The following products of Sokil's hockey school have gone on to be drafted into the NHL.
|Player||Hometown||Origin||Drafted by||Drafted from||Year||Round||Overall|
|D||Sergei Klimentiev||Kyiv||Ukraine||Buffalo Sabres||Medicine Hat Tigers||1994||5||121|
|D||Maxim Linnik||Kyiv||Ukraine||St. Louis Blues||St. Thomas Stars||1998||2||41|
|LW||Alexei Ponikarovsy||Kyiv||Ukraine||Toronto Maple Leafs||Krylya Sovetov||1998||4||87|
|LW||Alexei Mikhnov||Kyiv||Ukraine||Edmonton Oilers||Lokomotiv Yaroslavl||2000||1||17|
|D||Anton Babchuk||Kyiv||Ukraine||Chicago Blackhawks||Elemash Elektrostal||2002||1||21|
|C||Andriy Mikhnov||Kyiv||Ukraine||St. Louis Blues||Sudbury Wolves||2002||2||62|
|LW||Nikolai Zherdev||Kyiv||Ukraine||Columbus Blue Jackets||CSKA Moscow||2003||1||4|
|Ice hockey in Russia|
|Ice Hockey Federation of Russia|
|Defunct leagues||International Hockey League - Superleague - Vysshaya Liga -Second League|

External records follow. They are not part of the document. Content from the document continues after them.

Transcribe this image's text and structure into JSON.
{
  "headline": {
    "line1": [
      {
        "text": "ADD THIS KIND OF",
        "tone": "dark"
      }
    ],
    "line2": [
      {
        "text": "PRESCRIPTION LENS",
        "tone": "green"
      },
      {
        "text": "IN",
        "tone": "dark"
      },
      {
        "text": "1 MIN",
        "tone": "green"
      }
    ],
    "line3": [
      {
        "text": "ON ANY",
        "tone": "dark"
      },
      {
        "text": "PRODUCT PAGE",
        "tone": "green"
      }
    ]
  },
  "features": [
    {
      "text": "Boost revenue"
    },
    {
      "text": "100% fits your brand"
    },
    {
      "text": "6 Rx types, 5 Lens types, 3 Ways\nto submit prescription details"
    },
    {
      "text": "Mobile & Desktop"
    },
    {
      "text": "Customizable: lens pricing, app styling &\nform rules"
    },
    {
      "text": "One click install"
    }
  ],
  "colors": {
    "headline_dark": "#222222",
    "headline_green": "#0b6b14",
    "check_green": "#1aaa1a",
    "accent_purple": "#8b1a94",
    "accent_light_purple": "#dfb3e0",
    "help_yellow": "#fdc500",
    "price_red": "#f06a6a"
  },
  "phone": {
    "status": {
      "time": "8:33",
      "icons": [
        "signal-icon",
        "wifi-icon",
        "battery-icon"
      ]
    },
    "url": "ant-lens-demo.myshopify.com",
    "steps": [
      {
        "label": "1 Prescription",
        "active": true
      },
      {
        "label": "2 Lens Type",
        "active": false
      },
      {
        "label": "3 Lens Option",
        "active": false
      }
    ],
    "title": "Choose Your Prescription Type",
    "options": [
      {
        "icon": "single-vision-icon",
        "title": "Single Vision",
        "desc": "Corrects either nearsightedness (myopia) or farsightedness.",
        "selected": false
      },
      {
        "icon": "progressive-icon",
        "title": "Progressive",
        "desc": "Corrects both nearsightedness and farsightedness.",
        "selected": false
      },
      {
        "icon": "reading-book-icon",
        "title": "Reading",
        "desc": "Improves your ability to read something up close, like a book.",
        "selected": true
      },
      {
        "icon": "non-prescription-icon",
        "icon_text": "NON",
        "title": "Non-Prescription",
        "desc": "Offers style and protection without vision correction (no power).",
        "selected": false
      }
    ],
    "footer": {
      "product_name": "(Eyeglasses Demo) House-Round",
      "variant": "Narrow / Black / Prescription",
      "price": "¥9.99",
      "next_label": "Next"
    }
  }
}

|Statistics||List of Soviet and Russian ice hockey champions - List of scoring champions -List of goal scoring champions|
|This page uses content from Wikipedia. The original article was at Sokil Kiev. The list of authors can be seen in the page history. As with Ice Hockey Wiki, the text of Wikipedia is available under the Creative Commons Attribution-Share Alike License 3.0 (Unported) (CC-BY-SA).|